Xi set bold long-term goals for China’s development, envisioning it as a “basically” modernised socialist country by 2035, and a modern socialist “strong power” with leading influence on the world stage by 2050.
But he signalled there would be no significant political reforms, calling China’s system the broadest, most genuine, and most effective way to safeguard the interests of the people.
Xi has overseen a sweeping crackdown on civil society, locking up rights lawyers and dissidents and tightening internet controls as he has sought to revitalise the Communist Party and its place in contemporary China.
“We should not just mechanically copy the political systems of other countries,” he said. “We must unwaveringly uphold and improve party leadership and make the party still stronger.”
Xi praised the party’s successes, particularly his high-profile anti-graft campaign, in which more than a million officials have been punished and dozens of former senior officials jailed, saying it would never end as corruption was the “gravest threat” the party faces.
On self-ruled Taiwan, claimed by Beijing as its own, Xi said China would never allow the island to separate from China, adding that China would strive to fully transform its armed forces into a world-class military by the mid-21st century.
He made no mention of neighbouring North Korea, which has angered Beijing with repeated nuclear and ballistic missile tests in defiance of U.N. sanctions.
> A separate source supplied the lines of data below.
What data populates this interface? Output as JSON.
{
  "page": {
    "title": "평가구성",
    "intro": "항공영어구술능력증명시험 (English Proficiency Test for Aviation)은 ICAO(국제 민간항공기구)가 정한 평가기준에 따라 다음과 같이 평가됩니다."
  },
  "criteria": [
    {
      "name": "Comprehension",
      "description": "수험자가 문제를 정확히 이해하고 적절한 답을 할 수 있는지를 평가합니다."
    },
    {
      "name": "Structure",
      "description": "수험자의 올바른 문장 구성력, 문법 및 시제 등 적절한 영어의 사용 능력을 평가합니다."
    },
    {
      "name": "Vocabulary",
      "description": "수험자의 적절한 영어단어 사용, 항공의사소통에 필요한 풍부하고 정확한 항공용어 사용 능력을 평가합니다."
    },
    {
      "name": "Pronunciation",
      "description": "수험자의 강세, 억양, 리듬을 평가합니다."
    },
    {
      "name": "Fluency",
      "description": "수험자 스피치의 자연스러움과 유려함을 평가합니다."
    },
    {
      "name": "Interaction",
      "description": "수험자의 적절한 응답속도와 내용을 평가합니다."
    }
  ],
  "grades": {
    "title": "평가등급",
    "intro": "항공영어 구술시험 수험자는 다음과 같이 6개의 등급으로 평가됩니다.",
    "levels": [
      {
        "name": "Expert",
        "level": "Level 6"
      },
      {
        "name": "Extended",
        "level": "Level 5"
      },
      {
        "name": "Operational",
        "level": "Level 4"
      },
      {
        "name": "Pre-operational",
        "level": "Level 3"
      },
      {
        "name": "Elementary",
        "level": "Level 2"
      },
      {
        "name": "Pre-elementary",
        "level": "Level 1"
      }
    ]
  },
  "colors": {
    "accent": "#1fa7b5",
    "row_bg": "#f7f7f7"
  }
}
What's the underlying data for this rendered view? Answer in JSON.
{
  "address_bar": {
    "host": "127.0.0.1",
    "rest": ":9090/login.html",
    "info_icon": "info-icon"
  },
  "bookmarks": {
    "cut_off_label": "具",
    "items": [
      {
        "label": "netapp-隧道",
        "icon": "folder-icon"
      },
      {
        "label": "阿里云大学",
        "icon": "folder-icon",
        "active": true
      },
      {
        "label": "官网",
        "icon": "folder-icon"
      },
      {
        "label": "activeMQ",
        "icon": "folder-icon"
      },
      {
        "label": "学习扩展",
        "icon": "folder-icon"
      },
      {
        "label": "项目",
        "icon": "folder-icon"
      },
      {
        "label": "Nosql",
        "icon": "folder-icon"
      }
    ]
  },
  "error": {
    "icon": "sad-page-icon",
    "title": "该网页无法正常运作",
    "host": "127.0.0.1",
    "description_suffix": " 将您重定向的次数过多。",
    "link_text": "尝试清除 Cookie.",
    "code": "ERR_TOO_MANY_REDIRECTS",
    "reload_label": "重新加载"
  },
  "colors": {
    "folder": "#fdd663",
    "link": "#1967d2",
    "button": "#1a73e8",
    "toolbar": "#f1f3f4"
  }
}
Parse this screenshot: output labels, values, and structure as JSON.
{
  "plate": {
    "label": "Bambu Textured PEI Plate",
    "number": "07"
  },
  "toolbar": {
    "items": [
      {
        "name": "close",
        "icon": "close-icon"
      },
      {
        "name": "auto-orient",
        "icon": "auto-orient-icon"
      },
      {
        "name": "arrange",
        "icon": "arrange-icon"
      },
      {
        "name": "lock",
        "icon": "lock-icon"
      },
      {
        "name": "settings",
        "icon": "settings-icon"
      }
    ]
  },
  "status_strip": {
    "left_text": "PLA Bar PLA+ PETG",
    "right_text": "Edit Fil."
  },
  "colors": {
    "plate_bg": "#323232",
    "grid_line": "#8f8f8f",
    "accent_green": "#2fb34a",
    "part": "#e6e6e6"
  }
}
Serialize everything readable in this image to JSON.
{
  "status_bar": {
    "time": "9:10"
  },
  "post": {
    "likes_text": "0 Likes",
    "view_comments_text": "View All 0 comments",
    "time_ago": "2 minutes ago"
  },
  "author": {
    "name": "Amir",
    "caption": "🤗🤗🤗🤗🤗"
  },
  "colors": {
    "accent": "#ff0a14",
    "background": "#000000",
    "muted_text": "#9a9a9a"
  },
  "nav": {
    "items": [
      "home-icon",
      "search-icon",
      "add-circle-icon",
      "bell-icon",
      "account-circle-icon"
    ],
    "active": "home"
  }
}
Pyongyang sent a congratulatory message ahead of the meeting.
Xi has consolidated power swiftly since assuming the party leadership in 2012, locking up rivals for corruption, restructuring the military and asserting China’s rising might on the world stage.
Focus at the congress will be on how Xi plans to use his expanded authority, and moves to enable him to stay on in a leadership capacity after his second term ends in 2022.
That could include resurrecting the position of party chairman, a title that would put him on par with Mao, the founding father of modern China.
“In all aspects he is on the right track to be our next Chairman Mao,” Su Shengcheng, a delegate from the northwestern province of Qinghai, told Reuters. “He will lead the party and Central Committee to continue its way to success.”
As with other major set-piece events in the capital, Beijing has been blanketed with security in the run-up to the congress, with long queues of passengers at some subway stations waiting to go through metal detectors and be patted down.
Large red banners plastered around Beijing trumpet the congress, while censors have stepped up already tight monitoring of the internet.
Tencent Holdings Ltd’s WeChat, China’s top social media platform with more than 960 million users, said late on Tuesday that “system maintenance” would render users unable to alter profile pictures, nicknames and tag lines until month-end.
The disabled features are sporadically used to show solidarity for popular social and political causes.
Additional reporting by Philip Wen, Pei Li, Michael Martina, Cate Cadell, Kevin Yao, Yawen Chen, Elias Glenn and Se Young Lee; Writing by Ben Blanchard and Tony Munroe; Editing by Nick Macfie and Clarence Fernandez